Imagine: “Except Waterloo Region”

Just imagine what would be possible if we went beyond simply keeping up with the good practices of other municipalities. I believe we have the capacity to become an exemplary community that will inspire leaders throughout Ontario and across Canada. Wouldn’t it be great to force people distraught with the general state of our health, wealth, and ecology to add “except Waterloo Region” to the end of their exasperation?

“Ontario has terrible air quality in the summer, except Waterloo Region.”
“No major Canadian city has been able to eat mostly local foods in season, except Waterloo Region.”
“North Americans are so darned addicted to their cars, except Waterloo Region.”
“If Ontario gets another recession soon, it’s going to hit employment very hard across the province, except Waterloo Region.”
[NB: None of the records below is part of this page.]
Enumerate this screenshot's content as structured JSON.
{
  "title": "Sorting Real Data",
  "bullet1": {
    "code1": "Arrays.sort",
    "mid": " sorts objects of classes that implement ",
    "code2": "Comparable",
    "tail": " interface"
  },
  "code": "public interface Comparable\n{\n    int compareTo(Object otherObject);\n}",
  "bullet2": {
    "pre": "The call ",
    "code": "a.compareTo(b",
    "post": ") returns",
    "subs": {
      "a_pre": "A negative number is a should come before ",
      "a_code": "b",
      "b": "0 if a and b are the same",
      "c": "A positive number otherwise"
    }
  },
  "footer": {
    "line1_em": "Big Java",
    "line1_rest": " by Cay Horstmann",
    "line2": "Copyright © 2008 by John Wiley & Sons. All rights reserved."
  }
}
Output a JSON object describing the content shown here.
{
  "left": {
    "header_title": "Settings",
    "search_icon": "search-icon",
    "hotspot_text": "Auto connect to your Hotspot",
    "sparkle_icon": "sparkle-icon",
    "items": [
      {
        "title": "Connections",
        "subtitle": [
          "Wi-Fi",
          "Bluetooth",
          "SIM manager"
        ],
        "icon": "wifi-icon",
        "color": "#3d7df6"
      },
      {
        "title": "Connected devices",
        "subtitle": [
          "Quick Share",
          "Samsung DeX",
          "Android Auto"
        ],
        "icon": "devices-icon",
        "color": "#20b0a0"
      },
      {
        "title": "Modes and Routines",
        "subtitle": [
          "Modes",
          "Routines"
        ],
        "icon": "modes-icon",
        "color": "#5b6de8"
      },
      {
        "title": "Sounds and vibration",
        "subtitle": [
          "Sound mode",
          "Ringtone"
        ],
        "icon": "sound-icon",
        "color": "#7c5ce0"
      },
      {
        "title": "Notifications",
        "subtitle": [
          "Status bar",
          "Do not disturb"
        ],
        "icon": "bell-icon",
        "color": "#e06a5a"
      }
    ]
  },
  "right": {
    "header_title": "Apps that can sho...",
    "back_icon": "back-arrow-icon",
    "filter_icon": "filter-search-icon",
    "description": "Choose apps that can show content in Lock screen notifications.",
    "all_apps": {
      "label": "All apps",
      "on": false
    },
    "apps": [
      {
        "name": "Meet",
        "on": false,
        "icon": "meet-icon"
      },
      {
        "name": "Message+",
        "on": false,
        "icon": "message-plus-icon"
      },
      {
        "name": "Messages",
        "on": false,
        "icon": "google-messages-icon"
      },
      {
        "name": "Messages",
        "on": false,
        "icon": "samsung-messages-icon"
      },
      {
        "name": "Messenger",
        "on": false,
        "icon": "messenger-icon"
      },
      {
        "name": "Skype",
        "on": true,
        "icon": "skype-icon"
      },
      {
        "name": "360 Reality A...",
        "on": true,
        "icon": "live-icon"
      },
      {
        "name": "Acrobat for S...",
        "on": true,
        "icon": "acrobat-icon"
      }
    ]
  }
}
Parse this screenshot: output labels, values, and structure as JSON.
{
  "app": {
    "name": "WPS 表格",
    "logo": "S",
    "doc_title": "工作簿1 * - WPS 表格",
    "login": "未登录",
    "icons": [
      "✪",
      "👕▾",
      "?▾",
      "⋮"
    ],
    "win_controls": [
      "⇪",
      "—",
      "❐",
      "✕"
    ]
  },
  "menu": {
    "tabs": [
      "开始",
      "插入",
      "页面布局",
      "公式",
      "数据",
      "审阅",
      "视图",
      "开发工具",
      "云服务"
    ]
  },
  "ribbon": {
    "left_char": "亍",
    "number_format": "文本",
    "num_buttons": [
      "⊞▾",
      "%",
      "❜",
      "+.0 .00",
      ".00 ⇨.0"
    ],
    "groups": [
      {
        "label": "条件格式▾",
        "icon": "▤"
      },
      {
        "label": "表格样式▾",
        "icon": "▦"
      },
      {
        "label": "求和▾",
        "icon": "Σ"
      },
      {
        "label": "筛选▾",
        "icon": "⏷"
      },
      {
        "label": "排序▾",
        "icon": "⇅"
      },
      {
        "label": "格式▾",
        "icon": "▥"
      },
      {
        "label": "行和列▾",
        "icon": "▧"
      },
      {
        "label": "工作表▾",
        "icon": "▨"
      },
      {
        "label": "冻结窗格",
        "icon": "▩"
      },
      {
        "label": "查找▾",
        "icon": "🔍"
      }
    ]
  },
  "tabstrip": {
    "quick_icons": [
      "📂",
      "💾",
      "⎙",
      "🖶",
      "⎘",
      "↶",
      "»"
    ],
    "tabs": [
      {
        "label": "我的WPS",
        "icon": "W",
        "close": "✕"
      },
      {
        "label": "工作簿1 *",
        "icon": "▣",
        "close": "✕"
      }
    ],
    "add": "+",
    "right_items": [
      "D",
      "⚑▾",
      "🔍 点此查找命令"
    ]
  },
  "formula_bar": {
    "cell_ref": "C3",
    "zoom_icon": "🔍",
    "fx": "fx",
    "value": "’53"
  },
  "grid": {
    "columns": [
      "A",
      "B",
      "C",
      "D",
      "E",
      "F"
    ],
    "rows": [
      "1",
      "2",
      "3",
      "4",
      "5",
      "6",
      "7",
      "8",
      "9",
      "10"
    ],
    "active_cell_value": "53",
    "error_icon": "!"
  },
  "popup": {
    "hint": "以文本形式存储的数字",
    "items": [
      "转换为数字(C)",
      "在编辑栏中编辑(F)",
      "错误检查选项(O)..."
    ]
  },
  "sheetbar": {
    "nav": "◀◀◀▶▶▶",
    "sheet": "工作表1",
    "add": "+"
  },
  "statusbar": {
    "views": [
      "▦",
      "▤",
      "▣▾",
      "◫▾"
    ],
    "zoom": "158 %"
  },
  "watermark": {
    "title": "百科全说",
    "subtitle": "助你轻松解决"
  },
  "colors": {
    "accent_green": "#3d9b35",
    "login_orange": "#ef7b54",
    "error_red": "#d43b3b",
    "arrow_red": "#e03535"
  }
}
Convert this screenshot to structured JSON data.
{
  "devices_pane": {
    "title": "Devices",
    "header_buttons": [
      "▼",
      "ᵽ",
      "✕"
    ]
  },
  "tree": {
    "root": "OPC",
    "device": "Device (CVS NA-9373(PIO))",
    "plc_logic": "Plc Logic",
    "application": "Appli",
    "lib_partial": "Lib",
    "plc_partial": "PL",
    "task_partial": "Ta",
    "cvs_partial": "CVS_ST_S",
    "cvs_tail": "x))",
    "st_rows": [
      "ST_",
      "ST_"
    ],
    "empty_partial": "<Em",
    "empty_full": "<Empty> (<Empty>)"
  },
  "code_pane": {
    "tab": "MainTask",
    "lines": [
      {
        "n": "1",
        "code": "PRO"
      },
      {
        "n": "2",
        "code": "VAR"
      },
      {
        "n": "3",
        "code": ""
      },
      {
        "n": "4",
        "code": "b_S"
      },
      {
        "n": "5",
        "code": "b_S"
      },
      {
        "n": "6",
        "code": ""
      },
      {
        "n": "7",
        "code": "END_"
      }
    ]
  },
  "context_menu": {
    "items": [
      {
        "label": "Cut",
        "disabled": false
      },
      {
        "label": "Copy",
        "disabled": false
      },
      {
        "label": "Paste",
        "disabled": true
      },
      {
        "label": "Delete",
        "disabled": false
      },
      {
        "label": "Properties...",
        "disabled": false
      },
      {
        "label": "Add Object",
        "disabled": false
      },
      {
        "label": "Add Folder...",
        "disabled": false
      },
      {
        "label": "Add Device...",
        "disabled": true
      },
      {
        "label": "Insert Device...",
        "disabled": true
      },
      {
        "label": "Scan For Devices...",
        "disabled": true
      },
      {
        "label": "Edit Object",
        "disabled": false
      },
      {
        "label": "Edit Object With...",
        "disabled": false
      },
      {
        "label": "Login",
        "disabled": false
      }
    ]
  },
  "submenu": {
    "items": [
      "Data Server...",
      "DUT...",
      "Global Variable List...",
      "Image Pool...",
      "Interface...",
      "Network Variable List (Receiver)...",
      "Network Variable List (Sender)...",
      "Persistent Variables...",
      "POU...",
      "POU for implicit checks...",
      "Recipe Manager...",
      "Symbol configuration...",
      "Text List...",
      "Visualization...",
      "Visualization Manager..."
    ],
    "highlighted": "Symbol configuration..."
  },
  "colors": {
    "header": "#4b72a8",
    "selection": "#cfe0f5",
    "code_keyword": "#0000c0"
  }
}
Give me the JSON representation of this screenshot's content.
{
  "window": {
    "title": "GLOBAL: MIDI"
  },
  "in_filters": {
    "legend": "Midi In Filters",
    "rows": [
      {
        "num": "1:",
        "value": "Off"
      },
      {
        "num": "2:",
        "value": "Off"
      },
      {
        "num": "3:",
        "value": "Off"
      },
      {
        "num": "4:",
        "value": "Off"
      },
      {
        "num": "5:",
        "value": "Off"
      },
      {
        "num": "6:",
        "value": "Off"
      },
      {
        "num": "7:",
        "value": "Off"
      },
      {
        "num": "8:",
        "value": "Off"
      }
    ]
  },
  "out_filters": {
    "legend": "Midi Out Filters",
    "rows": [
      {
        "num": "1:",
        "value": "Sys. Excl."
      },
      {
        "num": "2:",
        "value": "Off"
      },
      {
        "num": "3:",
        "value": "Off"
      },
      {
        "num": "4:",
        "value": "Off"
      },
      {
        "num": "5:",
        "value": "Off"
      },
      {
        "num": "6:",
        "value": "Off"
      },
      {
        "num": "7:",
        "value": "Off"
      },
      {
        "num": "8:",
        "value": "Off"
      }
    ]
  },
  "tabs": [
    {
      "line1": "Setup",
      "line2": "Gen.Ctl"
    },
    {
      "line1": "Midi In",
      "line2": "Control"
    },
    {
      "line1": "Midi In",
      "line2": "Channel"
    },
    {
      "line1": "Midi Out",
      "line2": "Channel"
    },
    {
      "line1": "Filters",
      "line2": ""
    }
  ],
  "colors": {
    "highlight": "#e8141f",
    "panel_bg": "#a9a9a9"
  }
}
Sounds nice, doesn’t it? What can we expect if we stand out among other municipalities? We’ll be able to attract even more highly talented neighbours, and their employers. The value of living here will be reflected in the value of our homes, and in the increased capacity for quality municipal services. In all the many ways we can measure quality of life, we can imagine improvements that are possible when we have the proof of living in the finest community around.

More importantly, the allure of these benefits will engender a spirit of friendly competition among our peers, and bring other governments to follow our lead. We can leverage our own success in becoming a green, healthy, and comfortable community, and bring our province and country along for the ride.

That’s the kind of community where I want to live.

Garden Party a success

Enjoying a beautiful day on the patio


Thanks to the group of volunteers that came out to the Garden Party on Sunday. It was beautiful weather, and we had standing room only beyond the patio. Thanks also to those volunteers who had a busy elsewhere, but sent best wishes and affirmed their commitment to help out over the next few weeks of the campaign.

Discussing municipal issues and our platform


We had a chance to review the platform with new volunteers, discuss the issues that matter in the variety of neighbourhoods represented by the group, and (of course) enjoy some harvest from the garden! I deeply appreciate the input that each of you have passed on from your friends, colleagues, neighbours, and personal experience, and I know we have a platform we can all stand proudly behind. Let’s harness our ambitions for the Region and continue to work hard and have fun over the next five weeks to Election Day.

Eating our way out of sprawl

The Fertile Ground team
This is Andrew and Angie, just two of my farmers; and it’s good to know your farmers.
Perhaps the most powerful focus for the local consumption movement is what we really do consume: our food. Many of us are familiar with various arguments in favour of local food. It can taste better and be more nutritious. There are three other primary benefits that I’d like to highlight today. My vision is that we can develop strong relationships between farmers and eaters and create a Waterloo Region where four townships feed three cities. Tasty, tasty policy.

Local food is a sustainable transportation choice, just as much as carpooling to work, or cycling to a friend’s place on a weekend afternoon. Did you know that our very own Regional staff at Public Health have done important research into food miles? Kudos to Marc Xuereb, also a founding member of Grand River CarShare! Food represents an enormous portion of the world’s “stuff” that we burn through every day. However, much of this resource use is unnecessary when we eat local organic foods.
When we grow certain crops for bulk markets far away, on land that is less than ideally suited, it requires chemical support. Monocultures are also a pest’s dream (they have an endless supply of their favourite victim plant, with no pesky interruptions). There’s also the packaging, the extra water for irrigation, and so on. All of this must be shipped and pumped. Then, the product itself is shipped through the whole value chain, processed, packed, distributed, retailed… and then it finally comes home to your table. The 100 Mile Diet was Waterloo Region’s “One Book, One Community” selection in 2008, so I’ll presume that I can move on.

The second important factor is that this represents an enormous opportunity for more local green jobs. Waterloo Region Record reporter Terry Pender recently noted that some local farmers are already converting their land to locally destined produce, to support our growing urban farmers’ markets.
When we keep our diet local, we will also keep our food budget local. This means more stable and lasting income for our local farm families, giving them a brighter future and a deeper connection to each of their urban neighbours across the region. Perhaps the best way to provide real resilience for our farmers, and share what Angie calls the “inherent risk of farming,” is Community Shared Agriculture (CSA). There are many CSA operations locally (Fertile Ground, reroot, Transpire Organic, Garden Party, etc.), where you pay the farmer at the start of the season, and enjoy your share of the bounty.
Picking up local veggies by bike.
So, here’s the big deal that is discussed most rarely. I am a firm believer that Community Supported Agriculture can finally put a halt to our sprawling ways. By eating locally, we begin to truly value and respect the farms that surround us. That’s not a subdivision waiting to happen; that’s dinner. Working in partnership with programs to inspire developers to invest in existing urban spaces (light rail transit, brownfield incentives), and restrict them (strict countryside line for planning regulations), the ultimate backstop for sprawl prevention is thousands of local food eaters declaring their support for our farmers. This also addresses the need of farmers to retire securely, knowing that their land is more valuable growing three square meals, not three car garages.